Exercise aim: Your answer should consist of each line below that includes the word "Haltères".

--- Source data Enclosed Below ---

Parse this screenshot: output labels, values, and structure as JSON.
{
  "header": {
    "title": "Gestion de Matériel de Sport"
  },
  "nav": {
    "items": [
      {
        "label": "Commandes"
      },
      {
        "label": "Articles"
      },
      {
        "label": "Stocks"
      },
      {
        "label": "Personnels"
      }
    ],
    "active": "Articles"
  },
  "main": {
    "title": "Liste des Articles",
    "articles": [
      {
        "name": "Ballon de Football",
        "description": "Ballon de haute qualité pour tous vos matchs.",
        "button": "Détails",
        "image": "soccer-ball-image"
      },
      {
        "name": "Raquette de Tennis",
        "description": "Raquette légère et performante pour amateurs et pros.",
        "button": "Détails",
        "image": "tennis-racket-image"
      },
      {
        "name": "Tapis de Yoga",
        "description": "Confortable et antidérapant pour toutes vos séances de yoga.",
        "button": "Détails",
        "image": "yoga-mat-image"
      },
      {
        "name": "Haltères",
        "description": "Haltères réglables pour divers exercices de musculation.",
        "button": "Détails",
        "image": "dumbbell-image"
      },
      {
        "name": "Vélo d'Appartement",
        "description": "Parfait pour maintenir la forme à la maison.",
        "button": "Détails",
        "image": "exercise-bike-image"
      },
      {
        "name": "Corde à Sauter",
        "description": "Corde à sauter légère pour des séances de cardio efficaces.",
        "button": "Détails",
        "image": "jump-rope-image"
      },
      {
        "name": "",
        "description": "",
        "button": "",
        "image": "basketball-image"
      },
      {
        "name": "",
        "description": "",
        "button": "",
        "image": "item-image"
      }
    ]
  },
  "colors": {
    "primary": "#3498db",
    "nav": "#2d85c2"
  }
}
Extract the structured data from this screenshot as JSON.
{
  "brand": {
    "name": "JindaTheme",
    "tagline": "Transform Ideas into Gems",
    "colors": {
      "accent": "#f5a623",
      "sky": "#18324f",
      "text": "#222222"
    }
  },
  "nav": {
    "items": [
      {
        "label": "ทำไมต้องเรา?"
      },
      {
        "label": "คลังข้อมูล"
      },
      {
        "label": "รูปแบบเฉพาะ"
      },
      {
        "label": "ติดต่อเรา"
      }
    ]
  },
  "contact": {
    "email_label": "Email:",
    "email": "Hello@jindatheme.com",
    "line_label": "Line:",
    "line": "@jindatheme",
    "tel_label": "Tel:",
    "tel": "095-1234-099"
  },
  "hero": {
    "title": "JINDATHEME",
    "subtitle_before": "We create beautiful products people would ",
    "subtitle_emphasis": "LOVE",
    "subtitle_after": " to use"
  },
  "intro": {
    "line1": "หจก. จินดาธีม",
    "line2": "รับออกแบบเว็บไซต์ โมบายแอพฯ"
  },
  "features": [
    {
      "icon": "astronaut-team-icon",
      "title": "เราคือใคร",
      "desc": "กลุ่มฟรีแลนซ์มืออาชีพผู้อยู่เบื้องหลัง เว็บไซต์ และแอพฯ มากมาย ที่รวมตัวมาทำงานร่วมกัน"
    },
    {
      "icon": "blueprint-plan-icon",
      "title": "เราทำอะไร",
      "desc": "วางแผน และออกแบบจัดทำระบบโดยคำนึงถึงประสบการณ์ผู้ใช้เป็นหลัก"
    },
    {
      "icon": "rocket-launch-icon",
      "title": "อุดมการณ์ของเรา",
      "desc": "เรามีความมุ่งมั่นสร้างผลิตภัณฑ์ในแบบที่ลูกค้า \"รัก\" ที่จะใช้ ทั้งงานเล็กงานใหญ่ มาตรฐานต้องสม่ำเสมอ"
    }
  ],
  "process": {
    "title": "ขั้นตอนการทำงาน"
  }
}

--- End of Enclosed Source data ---

Response to this exercise:
        "name": "Haltères",
        "description": "Haltères réglables pour divers exercices de musculation.",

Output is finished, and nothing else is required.